Print the complete set of entries exactly.
-- Opening Marker --
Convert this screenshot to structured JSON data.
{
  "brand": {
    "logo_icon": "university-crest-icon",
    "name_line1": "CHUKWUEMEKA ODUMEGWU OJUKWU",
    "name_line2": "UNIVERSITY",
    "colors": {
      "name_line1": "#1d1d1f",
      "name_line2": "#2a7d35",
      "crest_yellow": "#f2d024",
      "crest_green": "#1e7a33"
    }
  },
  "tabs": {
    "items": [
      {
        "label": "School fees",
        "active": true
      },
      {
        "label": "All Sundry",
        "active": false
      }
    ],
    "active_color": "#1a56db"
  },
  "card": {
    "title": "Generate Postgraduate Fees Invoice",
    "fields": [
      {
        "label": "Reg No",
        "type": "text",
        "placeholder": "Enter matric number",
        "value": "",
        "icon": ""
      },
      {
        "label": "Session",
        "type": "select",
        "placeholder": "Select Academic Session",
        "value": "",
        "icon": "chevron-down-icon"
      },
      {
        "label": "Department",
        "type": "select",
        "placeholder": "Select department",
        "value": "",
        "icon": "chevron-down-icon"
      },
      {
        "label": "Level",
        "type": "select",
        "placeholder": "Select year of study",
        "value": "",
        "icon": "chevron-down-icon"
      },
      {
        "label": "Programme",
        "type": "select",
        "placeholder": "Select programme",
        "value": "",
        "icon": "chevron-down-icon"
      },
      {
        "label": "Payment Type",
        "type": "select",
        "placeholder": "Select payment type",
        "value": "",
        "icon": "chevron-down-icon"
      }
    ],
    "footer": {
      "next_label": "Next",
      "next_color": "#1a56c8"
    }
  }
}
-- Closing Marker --
### Solution to this exercise
Convert this screenshot to structured JSON data.
{
  "brand": {
    "logo_icon": "university-crest-icon",
    "name_line1": "CHUKWUEMEKA ODUMEGWU OJUKWU",
    "name_line2": "UNIVERSITY",
    "colors": {
      "name_line1": "#1d1d1f",
      "name_line2": "#2a7d35",
      "crest_yellow": "#f2d024",
      "crest_green": "#1e7a33"
    }
  },
  "tabs": {
    "items": [
      {
        "label": "School fees",
        "active": true
      },
      {
        "label": "All Sundry",
        "active": false
      }
    ],
    "active_color": "#1a56db"
  },
  "card": {
    "title": "Generate Postgraduate Fees Invoice",
    "fields": [
      {
        "label": "Reg No",
        "type": "text",
        "placeholder": "Enter matric number",
        "value": "",
        "icon": ""
      },
      {
        "label": "Session",
        "type": "select",
        "placeholder": "Select Academic Session",
        "value": "",
        "icon": "chevron-down-icon"
      },
      {
        "label": "Department",
        "type": "select",
        "placeholder": "Select department",
        "value": "",
        "icon": "chevron-down-icon"
      },
      {
        "label": "Level",
        "type": "select",
        "placeholder": "Select year of study",
        "value": "",
        "icon": "chevron-down-icon"
      },
      {
        "label": "Programme",
        "type": "select",
        "placeholder": "Select programme",
        "value": "",
        "icon": "chevron-down-icon"
      },
      {
        "label": "Payment Type",
        "type": "select",
        "placeholder": "Select payment type",
        "value": "",
        "icon": "chevron-down-icon"
      }
    ],
    "footer": {
      "next_label": "Next",
      "next_color": "#1a56c8"
    }
  }
}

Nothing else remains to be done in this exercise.